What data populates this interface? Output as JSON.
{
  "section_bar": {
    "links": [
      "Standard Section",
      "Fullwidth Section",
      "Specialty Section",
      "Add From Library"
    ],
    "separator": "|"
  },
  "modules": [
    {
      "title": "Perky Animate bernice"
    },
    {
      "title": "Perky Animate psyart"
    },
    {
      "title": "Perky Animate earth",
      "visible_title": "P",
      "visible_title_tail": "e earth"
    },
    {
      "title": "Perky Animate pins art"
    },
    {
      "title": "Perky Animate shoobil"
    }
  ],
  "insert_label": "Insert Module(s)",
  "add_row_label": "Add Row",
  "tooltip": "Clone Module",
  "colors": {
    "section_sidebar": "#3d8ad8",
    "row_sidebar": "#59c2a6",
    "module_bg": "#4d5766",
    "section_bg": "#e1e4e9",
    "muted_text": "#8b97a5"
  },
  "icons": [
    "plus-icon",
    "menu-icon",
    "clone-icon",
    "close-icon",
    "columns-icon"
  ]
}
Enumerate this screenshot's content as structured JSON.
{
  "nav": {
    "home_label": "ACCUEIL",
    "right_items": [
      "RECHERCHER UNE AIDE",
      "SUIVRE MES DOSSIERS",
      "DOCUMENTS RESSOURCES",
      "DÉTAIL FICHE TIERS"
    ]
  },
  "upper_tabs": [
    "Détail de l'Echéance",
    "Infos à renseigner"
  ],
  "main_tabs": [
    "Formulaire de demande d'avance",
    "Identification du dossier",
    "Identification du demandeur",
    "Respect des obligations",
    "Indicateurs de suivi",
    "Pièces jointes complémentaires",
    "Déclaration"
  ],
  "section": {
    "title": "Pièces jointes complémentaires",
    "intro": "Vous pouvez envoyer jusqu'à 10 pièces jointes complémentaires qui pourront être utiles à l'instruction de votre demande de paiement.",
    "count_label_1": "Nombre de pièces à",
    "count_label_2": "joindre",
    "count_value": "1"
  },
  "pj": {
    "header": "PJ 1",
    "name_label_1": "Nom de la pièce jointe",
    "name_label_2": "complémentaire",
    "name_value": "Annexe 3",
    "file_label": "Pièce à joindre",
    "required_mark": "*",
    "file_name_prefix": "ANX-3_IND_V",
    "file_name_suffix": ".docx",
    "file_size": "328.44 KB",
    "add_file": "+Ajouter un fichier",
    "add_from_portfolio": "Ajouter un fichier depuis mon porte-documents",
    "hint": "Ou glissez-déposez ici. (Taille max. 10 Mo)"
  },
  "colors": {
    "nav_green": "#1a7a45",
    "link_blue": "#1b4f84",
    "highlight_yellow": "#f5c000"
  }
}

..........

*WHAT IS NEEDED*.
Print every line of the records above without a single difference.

*ANSWER FOR THIS EXERCISE*.
What data populates this interface? Output as JSON.
{
  "section_bar": {
    "links": [
      "Standard Section",
      "Fullwidth Section",
      "Specialty Section",
      "Add From Library"
    ],
    "separator": "|"
  },
  "modules": [
    {
      "title": "Perky Animate bernice"
    },
    {
      "title": "Perky Animate psyart"
    },
    {
      "title": "Perky Animate earth",
      "visible_title": "P",
      "visible_title_tail": "e earth"
    },
    {
      "title": "Perky Animate pins art"
    },
    {
      "title": "Perky Animate shoobil"
    }
  ],
  "insert_label": "Insert Module(s)",
  "add_row_label": "Add Row",
  "tooltip": "Clone Module",
  "colors": {
    "section_sidebar": "#3d8ad8",
    "row_sidebar": "#59c2a6",
    "module_bg": "#4d5766",
    "section_bg": "#e1e4e9",
    "muted_text": "#8b97a5"
  },
  "icons": [
    "plus-icon",
    "menu-icon",
    "clone-icon",
    "close-icon",
    "columns-icon"
  ]
}
Enumerate this screenshot's content as structured JSON.
{
  "nav": {
    "home_label": "ACCUEIL",
    "right_items": [
      "RECHERCHER UNE AIDE",
      "SUIVRE MES DOSSIERS",
      "DOCUMENTS RESSOURCES",
      "DÉTAIL FICHE TIERS"
    ]
  },
  "upper_tabs": [
    "Détail de l'Echéance",
    "Infos à renseigner"
  ],
  "main_tabs": [
    "Formulaire de demande d'avance",
    "Identification du dossier",
    "Identification du demandeur",
    "Respect des obligations",
    "Indicateurs de suivi",
    "Pièces jointes complémentaires",
    "Déclaration"
  ],
  "section": {
    "title": "Pièces jointes complémentaires",
    "intro": "Vous pouvez envoyer jusqu'à 10 pièces jointes complémentaires qui pourront être utiles à l'instruction de votre demande de paiement.",
    "count_label_1": "Nombre de pièces à",
    "count_label_2": "joindre",
    "count_value": "1"
  },
  "pj": {
    "header": "PJ 1",
    "name_label_1": "Nom de la pièce jointe",
    "name_label_2": "complémentaire",
    "name_value": "Annexe 3",
    "file_label": "Pièce à joindre",
    "required_mark": "*",
    "file_name_prefix": "ANX-3_IND_V",
    "file_name_suffix": ".docx",
    "file_size": "328.44 KB",
    "add_file": "+Ajouter un fichier",
    "add_from_portfolio": "Ajouter un fichier depuis mon porte-documents",
    "hint": "Ou glissez-déposez ici. (Taille max. 10 Mo)"
  },
  "colors": {
    "nav_green": "#1a7a45",
    "link_blue": "#1b4f84",
    "highlight_yellow": "#f5c000"
  }
}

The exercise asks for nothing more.